The Ashnola River is a tributary of the Similkameen River, rising in the northeastern part of the North Cascades in Washington, United States, and flowing north into British Columbia, Canada to join the Similkameen River about halfway along that river's course between the towns of Princeton and Keremeos. The river crosses the international boundary at and transits Cathedral Provincial Park. It has one main tributary, Ewart Creek, which is about 25 km in length and begins virtually at the border and is entirely within Cathedral Park.

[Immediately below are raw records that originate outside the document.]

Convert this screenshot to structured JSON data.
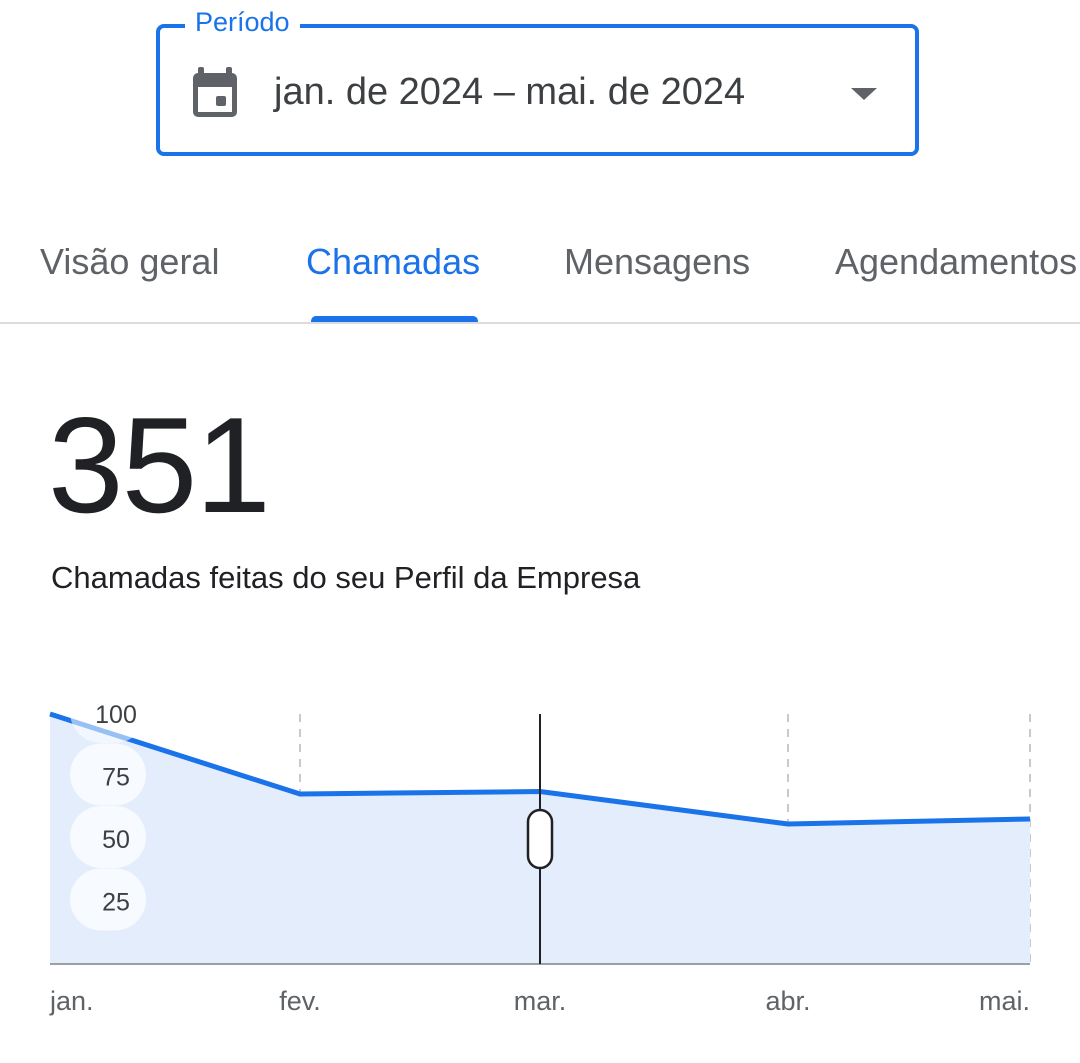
{
  "period": {
    "label": "Período",
    "value": "jan. de 2024 – mai. de 2024",
    "icons": [
      "calendar-icon",
      "dropdown-arrow-icon"
    ]
  },
  "tabs": [
    {
      "label": "Visão geral",
      "active": false
    },
    {
      "label": "Chamadas",
      "active": true
    },
    {
      "label": "Mensagens",
      "active": false
    },
    {
      "label": "Agendamentos",
      "active": false
    }
  ],
  "metric": {
    "value": "351",
    "caption": "Chamadas feitas do seu Perfil da Empresa"
  },
  "colors": {
    "accent": "#1a73e8",
    "line": "#1a73e8",
    "area": "#e3edfc"
  },
  "chart_data": {
    "type": "area",
    "categories": [
      "jan.",
      "fev.",
      "mar.",
      "abr.",
      "mai."
    ],
    "series": [
      {
        "values": [
          100,
          68,
          69,
          56,
          58
        ]
      }
    ],
    "y_ticks": [
      100,
      75,
      50,
      25
    ],
    "ylim": [
      0,
      100
    ],
    "selected_category": "mar.",
    "grid": "vertical-dashed"
  }
}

A gravel road from its junction with BC Highway 3 at the locality of Ashnola flanking the river is the main, and virtually only, road access to the park. The locality of Ashnola was that of a mining camp from the days of the many gold rushes in the Similkameen Country and also the site of the Ashnola Indian Reserve (attached to the Lower Similkameen Indian Band).
Name variants and origin
Older name-variants includes Nais-nu-loh and Ashtnolow (both from Lord, 1860), Ashtnoulou (1861), Ashnoulou River, Trutch, 1871. An article in BC Motorist magazine claims that the meaning of Ashnola is "white waters" but other sources say the meaning is unknown. British Columbia Place Names, a semi-authoritative work on the toponymy of British Columbia, says the original form of the name is that of the Indian village formerly at the Ashnola Indian Reserve, which in the modern spelling system of the Okanagan language is rendered Acnulox.
- "Ashnola River". BC Geographical Names. http://apps.gov.bc.ca/pub/bcgnws/names/9783.html.
- "Ashnola River". Geographic Names Information System, U.S. Geological Survey.
- Living Landscapes website index, British Columbia Provincial Museum, item 14*04 SIMILKAMEEN INDIAN ADMINISTRATION (KEREMEOS), RECORDS EST. CA. 1971
- Wild Land of the Ashnola by Jennifer Maynard, BC Motorist magazine July-Aug 1971, p.14
- British Columbia Place Names, Akrigg, Helen B. and Akrigg, G.P.V, Sono Nis Press, Victoria 1986 /or University of British Columbia Press 1997.